What to produce
A precise reproduction of every record below is needed, minus the pictures.
--- --- ---
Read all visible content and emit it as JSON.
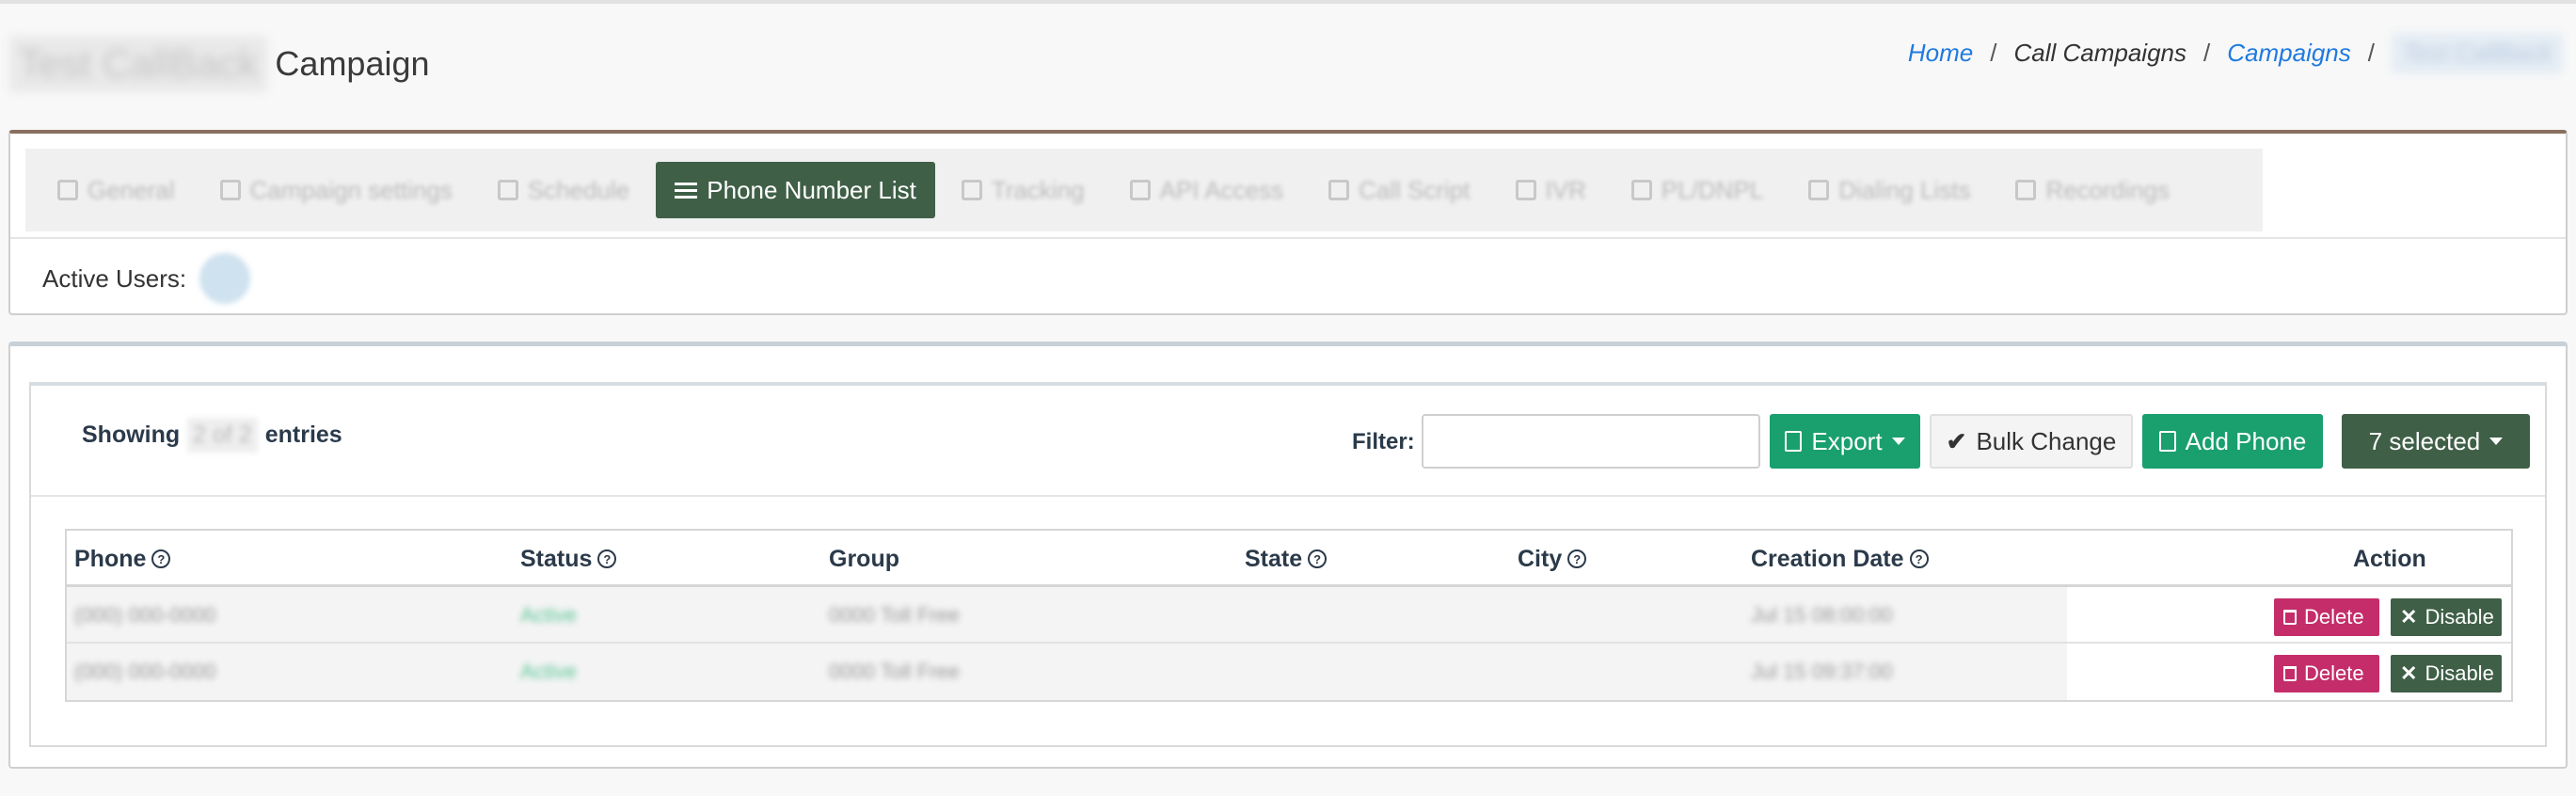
{
  "header": {
    "title_blurred": "Test CallBack",
    "title_suffix": "Campaign"
  },
  "breadcrumb": {
    "home": "Home",
    "call_campaigns": "Call Campaigns",
    "campaigns": "Campaigns",
    "current": "Test CallBack",
    "separator": "/"
  },
  "tabs": [
    {
      "label": "General",
      "icon": "gears-icon"
    },
    {
      "label": "Campaign settings",
      "icon": "gears-icon"
    },
    {
      "label": "Schedule",
      "icon": "calendar-icon"
    },
    {
      "label": "Phone Number List",
      "icon": "list-icon"
    },
    {
      "label": "Tracking",
      "icon": "gears-icon"
    },
    {
      "label": "API Access",
      "icon": "link-icon"
    },
    {
      "label": "Call Script",
      "icon": "refresh-icon"
    },
    {
      "label": "IVR",
      "icon": "ivr-icon"
    },
    {
      "label": "PL/DNPL",
      "icon": "clock-icon"
    },
    {
      "label": "Dialing Lists",
      "icon": "list-icon"
    },
    {
      "label": "Recordings",
      "icon": "list-icon"
    }
  ],
  "active_tab_index": 3,
  "active_users": {
    "label": "Active Users:"
  },
  "toolbar": {
    "showing_prefix": "Showing",
    "showing_count": "2 of 2",
    "showing_suffix": "entries",
    "filter_label": "Filter:",
    "filter_value": "",
    "export_label": "Export",
    "bulk_label": "Bulk Change",
    "add_label": "Add Phone",
    "selected_label": "7 selected"
  },
  "table": {
    "columns": [
      "Phone",
      "Status",
      "Group",
      "State",
      "City",
      "Creation Date",
      "Action"
    ],
    "rows": [
      {
        "phone": "(000) 000-0000",
        "status": "Active",
        "group": "0000 Toll Free",
        "state": "",
        "city": "",
        "created": "Jul 15 08:00:00"
      },
      {
        "phone": "(000) 000-0000",
        "status": "Active",
        "group": "0000 Toll Free",
        "state": "",
        "city": "",
        "created": "Jul 15 09:37:00"
      }
    ],
    "delete_label": "Delete",
    "disable_label": "Disable"
  },
  "colors": {
    "primary_green": "#1a9f6f",
    "dark_green": "#3f5f47",
    "delete_pink": "#c42d6a",
    "link_blue": "#1f7ae0"
  }
}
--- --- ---
Expected output
Read all visible content and emit it as JSON.
{
  "header": {
    "title_blurred": "Test CallBack",
    "title_suffix": "Campaign"
  },
  "breadcrumb": {
    "home": "Home",
    "call_campaigns": "Call Campaigns",
    "campaigns": "Campaigns",
    "current": "Test CallBack",
    "separator": "/"
  },
  "tabs": [
    {
      "label": "General",
      "icon": "gears-icon"
    },
    {
      "label": "Campaign settings",
      "icon": "gears-icon"
    },
    {
      "label": "Schedule",
      "icon": "calendar-icon"
    },
    {
      "label": "Phone Number List",
      "icon": "list-icon"
    },
    {
      "label": "Tracking",
      "icon": "gears-icon"
    },
    {
      "label": "API Access",
      "icon": "link-icon"
    },
    {
      "label": "Call Script",
      "icon": "refresh-icon"
    },
    {
      "label": "IVR",
      "icon": "ivr-icon"
    },
    {
      "label": "PL/DNPL",
      "icon": "clock-icon"
    },
    {
      "label": "Dialing Lists",
      "icon": "list-icon"
    },
    {
      "label": "Recordings",
      "icon": "list-icon"
    }
  ],
  "active_tab_index": 3,
  "active_users": {
    "label": "Active Users:"
  },
  "toolbar": {
    "showing_prefix": "Showing",
    "showing_count": "2 of 2",
    "showing_suffix": "entries",
    "filter_label": "Filter:",
    "filter_value": "",
    "export_label": "Export",
    "bulk_label": "Bulk Change",
    "add_label": "Add Phone",
    "selected_label": "7 selected"
  },
  "table": {
    "columns": [
      "Phone",
      "Status",
      "Group",
      "State",
      "City",
      "Creation Date",
      "Action"
    ],
    "rows": [
      {
        "phone": "(000) 000-0000",
        "status": "Active",
        "group": "0000 Toll Free",
        "state": "",
        "city": "",
        "created": "Jul 15 08:00:00"
      },
      {
        "phone": "(000) 000-0000",
        "status": "Active",
        "group": "0000 Toll Free",
        "state": "",
        "city": "",
        "created": "Jul 15 09:37:00"
      }
    ],
    "delete_label": "Delete",
    "disable_label": "Disable"
  },
  "colors": {
    "primary_green": "#1a9f6f",
    "dark_green": "#3f5f47",
    "delete_pink": "#c42d6a",
    "link_blue": "#1f7ae0"
  }
}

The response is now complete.